### Prompt
Present each line of the entries below that holds the word "Middels".

━━━━━ Data records

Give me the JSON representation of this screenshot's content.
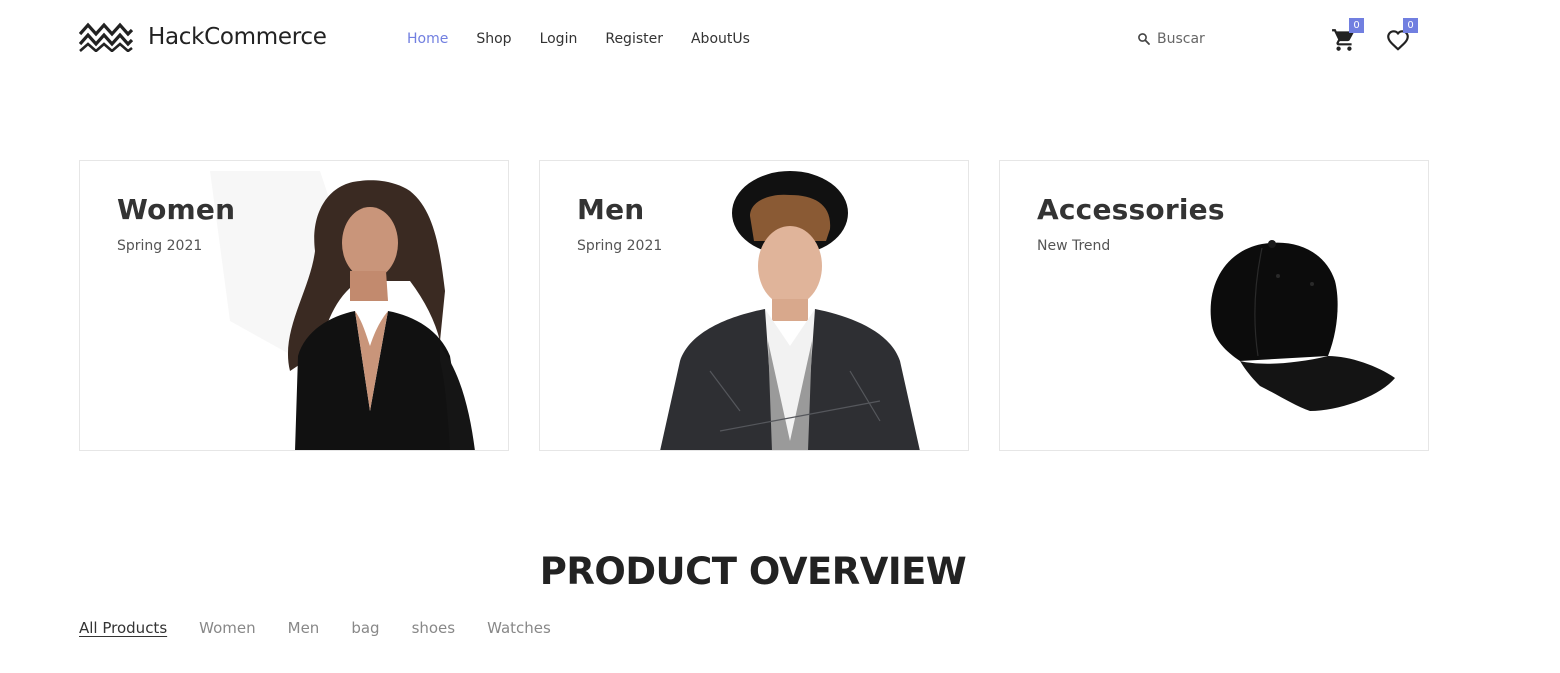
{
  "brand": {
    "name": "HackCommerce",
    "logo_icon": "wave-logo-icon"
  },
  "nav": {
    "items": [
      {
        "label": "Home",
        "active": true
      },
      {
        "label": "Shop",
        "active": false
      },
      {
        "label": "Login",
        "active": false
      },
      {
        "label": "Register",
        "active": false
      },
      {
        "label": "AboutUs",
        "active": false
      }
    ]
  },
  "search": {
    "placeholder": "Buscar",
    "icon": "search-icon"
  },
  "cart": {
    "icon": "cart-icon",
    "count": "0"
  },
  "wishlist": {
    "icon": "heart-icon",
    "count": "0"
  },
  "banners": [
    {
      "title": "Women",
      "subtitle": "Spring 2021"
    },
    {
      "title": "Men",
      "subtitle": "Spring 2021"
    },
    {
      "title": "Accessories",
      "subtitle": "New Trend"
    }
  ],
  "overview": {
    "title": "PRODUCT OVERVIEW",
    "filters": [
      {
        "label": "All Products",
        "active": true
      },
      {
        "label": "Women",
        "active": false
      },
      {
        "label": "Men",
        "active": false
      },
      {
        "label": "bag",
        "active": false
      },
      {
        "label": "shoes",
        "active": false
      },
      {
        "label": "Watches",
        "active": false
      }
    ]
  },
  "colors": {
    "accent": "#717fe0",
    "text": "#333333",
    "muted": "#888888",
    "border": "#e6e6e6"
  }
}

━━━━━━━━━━
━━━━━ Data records

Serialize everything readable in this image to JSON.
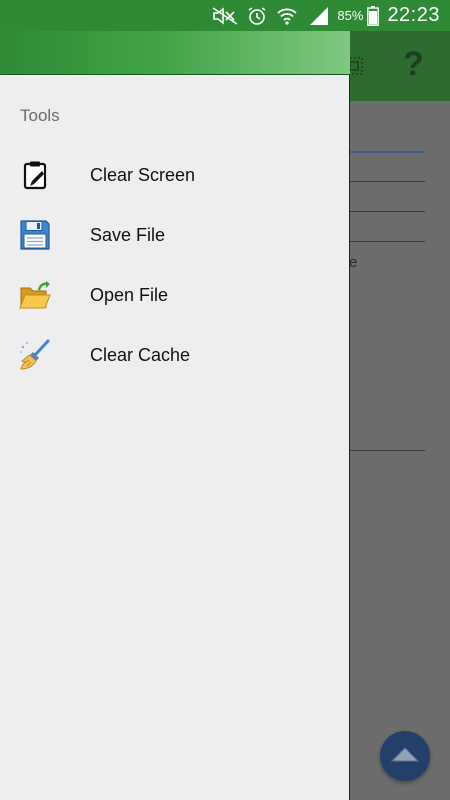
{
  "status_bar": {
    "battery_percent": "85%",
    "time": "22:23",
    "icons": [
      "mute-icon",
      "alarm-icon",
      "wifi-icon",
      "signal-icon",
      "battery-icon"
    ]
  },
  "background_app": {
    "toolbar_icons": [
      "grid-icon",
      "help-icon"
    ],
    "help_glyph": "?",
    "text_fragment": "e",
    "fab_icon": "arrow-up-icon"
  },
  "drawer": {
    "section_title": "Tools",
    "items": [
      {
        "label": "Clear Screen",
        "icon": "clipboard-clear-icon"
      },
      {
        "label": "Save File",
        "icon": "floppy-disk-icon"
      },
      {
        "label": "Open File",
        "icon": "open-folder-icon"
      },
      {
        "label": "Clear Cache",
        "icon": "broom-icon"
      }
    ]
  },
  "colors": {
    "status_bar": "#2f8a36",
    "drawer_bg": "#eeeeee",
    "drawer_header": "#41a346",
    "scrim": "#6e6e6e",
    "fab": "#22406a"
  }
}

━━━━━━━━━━
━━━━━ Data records

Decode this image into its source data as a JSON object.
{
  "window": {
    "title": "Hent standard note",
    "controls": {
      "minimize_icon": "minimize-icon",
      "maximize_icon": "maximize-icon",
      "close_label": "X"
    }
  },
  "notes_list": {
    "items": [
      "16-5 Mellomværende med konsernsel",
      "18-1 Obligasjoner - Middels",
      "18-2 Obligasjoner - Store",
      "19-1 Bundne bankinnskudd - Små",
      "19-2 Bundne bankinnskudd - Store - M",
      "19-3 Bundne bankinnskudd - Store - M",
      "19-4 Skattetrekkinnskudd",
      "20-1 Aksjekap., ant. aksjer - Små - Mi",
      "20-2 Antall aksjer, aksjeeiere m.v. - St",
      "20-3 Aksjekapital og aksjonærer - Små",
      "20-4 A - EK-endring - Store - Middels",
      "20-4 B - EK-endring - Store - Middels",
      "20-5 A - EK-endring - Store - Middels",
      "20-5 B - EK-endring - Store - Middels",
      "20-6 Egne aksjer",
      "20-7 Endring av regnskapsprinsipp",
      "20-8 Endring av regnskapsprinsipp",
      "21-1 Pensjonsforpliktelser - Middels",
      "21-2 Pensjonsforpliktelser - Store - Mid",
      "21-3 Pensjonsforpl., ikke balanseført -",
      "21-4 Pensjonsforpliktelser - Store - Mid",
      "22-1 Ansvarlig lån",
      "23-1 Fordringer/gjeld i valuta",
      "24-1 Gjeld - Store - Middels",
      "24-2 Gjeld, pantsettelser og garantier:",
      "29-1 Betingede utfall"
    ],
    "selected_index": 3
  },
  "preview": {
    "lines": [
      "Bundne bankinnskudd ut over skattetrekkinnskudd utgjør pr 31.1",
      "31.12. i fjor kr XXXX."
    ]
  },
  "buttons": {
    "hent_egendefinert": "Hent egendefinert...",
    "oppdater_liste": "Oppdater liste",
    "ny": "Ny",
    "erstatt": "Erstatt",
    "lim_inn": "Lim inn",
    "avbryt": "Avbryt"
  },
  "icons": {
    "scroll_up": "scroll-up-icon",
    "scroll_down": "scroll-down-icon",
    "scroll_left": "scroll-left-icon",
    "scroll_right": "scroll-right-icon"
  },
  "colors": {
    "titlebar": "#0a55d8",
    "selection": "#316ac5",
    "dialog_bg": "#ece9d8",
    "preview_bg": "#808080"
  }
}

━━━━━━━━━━

### Exercise answer
      "18-1 Obligasjoner - Middels",
      "20-4 A - EK-endring - Store - Middels",
      "20-4 B - EK-endring - Store - Middels",
      "20-5 A - EK-endring - Store - Middels",
      "20-5 B - EK-endring - Store - Middels",
      "21-1 Pensjonsforpliktelser - Middels",
      "24-1 Gjeld - Store - Middels",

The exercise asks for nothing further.